[DATASET CONTENT — start]

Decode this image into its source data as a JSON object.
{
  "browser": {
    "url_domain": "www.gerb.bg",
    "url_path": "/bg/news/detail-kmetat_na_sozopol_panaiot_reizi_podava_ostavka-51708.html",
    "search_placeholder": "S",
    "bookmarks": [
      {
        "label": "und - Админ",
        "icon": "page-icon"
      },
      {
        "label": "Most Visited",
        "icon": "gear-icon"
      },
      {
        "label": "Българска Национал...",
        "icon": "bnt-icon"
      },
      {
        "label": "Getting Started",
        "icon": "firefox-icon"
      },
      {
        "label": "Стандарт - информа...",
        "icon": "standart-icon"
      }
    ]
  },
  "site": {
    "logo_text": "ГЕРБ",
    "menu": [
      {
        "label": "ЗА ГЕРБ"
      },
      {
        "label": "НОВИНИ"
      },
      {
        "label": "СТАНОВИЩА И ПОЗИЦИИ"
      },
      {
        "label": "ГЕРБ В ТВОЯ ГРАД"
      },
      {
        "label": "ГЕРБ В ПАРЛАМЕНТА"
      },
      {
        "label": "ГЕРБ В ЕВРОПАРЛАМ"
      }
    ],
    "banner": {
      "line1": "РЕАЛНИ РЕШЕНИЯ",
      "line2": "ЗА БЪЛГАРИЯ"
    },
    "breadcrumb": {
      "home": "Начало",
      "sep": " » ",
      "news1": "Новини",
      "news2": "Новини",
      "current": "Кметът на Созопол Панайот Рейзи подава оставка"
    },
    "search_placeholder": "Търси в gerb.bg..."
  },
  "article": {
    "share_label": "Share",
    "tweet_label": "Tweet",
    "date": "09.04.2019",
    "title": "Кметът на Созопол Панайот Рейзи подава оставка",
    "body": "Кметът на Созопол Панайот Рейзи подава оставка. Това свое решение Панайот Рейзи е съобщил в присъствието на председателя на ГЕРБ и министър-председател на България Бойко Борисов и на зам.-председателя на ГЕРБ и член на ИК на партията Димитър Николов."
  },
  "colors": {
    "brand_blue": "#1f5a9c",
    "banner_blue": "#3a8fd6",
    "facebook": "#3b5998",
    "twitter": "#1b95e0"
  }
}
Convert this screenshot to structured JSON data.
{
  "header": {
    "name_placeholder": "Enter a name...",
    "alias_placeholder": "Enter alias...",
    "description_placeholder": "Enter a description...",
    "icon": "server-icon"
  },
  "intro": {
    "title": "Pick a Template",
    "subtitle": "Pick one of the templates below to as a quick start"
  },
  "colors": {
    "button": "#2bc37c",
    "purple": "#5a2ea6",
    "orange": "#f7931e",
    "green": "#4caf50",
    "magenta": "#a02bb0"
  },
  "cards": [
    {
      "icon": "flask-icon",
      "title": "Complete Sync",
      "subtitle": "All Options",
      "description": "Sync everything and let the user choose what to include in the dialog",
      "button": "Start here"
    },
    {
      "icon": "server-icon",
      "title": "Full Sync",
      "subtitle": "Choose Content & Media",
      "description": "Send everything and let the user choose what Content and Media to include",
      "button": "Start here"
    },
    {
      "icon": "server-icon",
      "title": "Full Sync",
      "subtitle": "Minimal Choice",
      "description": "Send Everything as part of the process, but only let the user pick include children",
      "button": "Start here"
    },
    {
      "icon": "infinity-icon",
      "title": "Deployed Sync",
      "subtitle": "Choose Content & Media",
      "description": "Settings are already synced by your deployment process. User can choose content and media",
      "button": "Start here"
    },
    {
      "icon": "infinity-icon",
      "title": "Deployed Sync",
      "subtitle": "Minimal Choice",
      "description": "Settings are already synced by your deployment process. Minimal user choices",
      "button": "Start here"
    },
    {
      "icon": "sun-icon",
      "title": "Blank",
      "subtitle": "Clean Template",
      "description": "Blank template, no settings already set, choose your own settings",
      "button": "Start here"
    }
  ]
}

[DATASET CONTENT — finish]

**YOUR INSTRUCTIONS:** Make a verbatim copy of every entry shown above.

**ANSWER SPACE:**
Decode this image into its source data as a JSON object.
{
  "browser": {
    "url_domain": "www.gerb.bg",
    "url_path": "/bg/news/detail-kmetat_na_sozopol_panaiot_reizi_podava_ostavka-51708.html",
    "search_placeholder": "S",
    "bookmarks": [
      {
        "label": "und - Админ",
        "icon": "page-icon"
      },
      {
        "label": "Most Visited",
        "icon": "gear-icon"
      },
      {
        "label": "Българска Национал...",
        "icon": "bnt-icon"
      },
      {
        "label": "Getting Started",
        "icon": "firefox-icon"
      },
      {
        "label": "Стандарт - информа...",
        "icon": "standart-icon"
      }
    ]
  },
  "site": {
    "logo_text": "ГЕРБ",
    "menu": [
      {
        "label": "ЗА ГЕРБ"
      },
      {
        "label": "НОВИНИ"
      },
      {
        "label": "СТАНОВИЩА И ПОЗИЦИИ"
      },
      {
        "label": "ГЕРБ В ТВОЯ ГРАД"
      },
      {
        "label": "ГЕРБ В ПАРЛАМЕНТА"
      },
      {
        "label": "ГЕРБ В ЕВРОПАРЛАМ"
      }
    ],
    "banner": {
      "line1": "РЕАЛНИ РЕШЕНИЯ",
      "line2": "ЗА БЪЛГАРИЯ"
    },
    "breadcrumb": {
      "home": "Начало",
      "sep": " » ",
      "news1": "Новини",
      "news2": "Новини",
      "current": "Кметът на Созопол Панайот Рейзи подава оставка"
    },
    "search_placeholder": "Търси в gerb.bg..."
  },
  "article": {
    "share_label": "Share",
    "tweet_label": "Tweet",
    "date": "09.04.2019",
    "title": "Кметът на Созопол Панайот Рейзи подава оставка",
    "body": "Кметът на Созопол Панайот Рейзи подава оставка. Това свое решение Панайот Рейзи е съобщил в присъствието на председателя на ГЕРБ и министър-председател на България Бойко Борисов и на зам.-председателя на ГЕРБ и член на ИК на партията Димитър Николов."
  },
  "colors": {
    "brand_blue": "#1f5a9c",
    "banner_blue": "#3a8fd6",
    "facebook": "#3b5998",
    "twitter": "#1b95e0"
  }
}
Convert this screenshot to structured JSON data.
{
  "header": {
    "name_placeholder": "Enter a name...",
    "alias_placeholder": "Enter alias...",
    "description_placeholder": "Enter a description...",
    "icon": "server-icon"
  },
  "intro": {
    "title": "Pick a Template",
    "subtitle": "Pick one of the templates below to as a quick start"
  },
  "colors": {
    "button": "#2bc37c",
    "purple": "#5a2ea6",
    "orange": "#f7931e",
    "green": "#4caf50",
    "magenta": "#a02bb0"
  },
  "cards": [
    {
      "icon": "flask-icon",
      "title": "Complete Sync",
      "subtitle": "All Options",
      "description": "Sync everything and let the user choose what to include in the dialog",
      "button": "Start here"
    },
    {
      "icon": "server-icon",
      "title": "Full Sync",
      "subtitle": "Choose Content & Media",
      "description": "Send everything and let the user choose what Content and Media to include",
      "button": "Start here"
    },
    {
      "icon": "server-icon",
      "title": "Full Sync",
      "subtitle": "Minimal Choice",
      "description": "Send Everything as part of the process, but only let the user pick include children",
      "button": "Start here"
    },
    {
      "icon": "infinity-icon",
      "title": "Deployed Sync",
      "subtitle": "Choose Content & Media",
      "description": "Settings are already synced by your deployment process. User can choose content and media",
      "button": "Start here"
    },
    {
      "icon": "infinity-icon",
      "title": "Deployed Sync",
      "subtitle": "Minimal Choice",
      "description": "Settings are already synced by your deployment process. Minimal user choices",
      "button": "Start here"
    },
    {
      "icon": "sun-icon",
      "title": "Blank",
      "subtitle": "Clean Template",
      "description": "Blank template, no settings already set, choose your own settings",
      "button": "Start here"
    }
  ]
}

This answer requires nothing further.